◆ **Data**
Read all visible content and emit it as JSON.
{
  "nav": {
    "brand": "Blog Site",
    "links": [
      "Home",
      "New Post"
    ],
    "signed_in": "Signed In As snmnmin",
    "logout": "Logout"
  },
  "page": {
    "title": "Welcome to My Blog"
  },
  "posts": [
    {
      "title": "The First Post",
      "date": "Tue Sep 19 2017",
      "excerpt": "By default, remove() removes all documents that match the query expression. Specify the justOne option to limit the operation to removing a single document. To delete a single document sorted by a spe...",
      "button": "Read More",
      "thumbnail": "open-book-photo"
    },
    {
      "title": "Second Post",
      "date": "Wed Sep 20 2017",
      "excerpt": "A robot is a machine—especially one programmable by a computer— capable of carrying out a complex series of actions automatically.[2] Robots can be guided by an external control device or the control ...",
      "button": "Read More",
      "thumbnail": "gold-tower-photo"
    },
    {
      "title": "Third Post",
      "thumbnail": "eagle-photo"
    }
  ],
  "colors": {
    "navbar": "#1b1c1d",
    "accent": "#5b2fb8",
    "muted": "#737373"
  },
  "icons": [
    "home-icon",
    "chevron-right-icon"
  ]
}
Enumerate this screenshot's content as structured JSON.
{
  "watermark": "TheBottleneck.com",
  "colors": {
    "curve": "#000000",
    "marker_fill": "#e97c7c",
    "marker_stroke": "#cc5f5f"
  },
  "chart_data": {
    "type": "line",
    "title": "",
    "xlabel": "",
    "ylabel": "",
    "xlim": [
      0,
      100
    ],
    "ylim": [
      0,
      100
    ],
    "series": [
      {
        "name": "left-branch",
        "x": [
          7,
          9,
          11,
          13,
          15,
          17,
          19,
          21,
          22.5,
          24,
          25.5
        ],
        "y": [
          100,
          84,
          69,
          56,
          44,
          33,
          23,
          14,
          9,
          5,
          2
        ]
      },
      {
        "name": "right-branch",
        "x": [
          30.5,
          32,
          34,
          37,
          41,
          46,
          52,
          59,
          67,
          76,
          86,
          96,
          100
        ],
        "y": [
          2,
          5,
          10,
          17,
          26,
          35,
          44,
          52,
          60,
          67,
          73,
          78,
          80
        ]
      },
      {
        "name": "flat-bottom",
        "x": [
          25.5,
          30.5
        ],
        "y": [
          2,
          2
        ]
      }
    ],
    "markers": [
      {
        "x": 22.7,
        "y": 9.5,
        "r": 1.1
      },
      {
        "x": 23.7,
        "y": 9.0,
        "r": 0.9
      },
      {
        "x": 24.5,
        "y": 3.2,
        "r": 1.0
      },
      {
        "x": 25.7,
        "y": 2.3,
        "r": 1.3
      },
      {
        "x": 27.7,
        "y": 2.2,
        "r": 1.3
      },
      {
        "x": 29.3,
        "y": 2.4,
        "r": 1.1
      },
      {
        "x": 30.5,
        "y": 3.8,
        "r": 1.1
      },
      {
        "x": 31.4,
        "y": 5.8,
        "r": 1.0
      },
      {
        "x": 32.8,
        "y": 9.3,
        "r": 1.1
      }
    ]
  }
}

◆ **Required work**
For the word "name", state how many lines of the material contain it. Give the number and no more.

◆ **Answer to this task**
3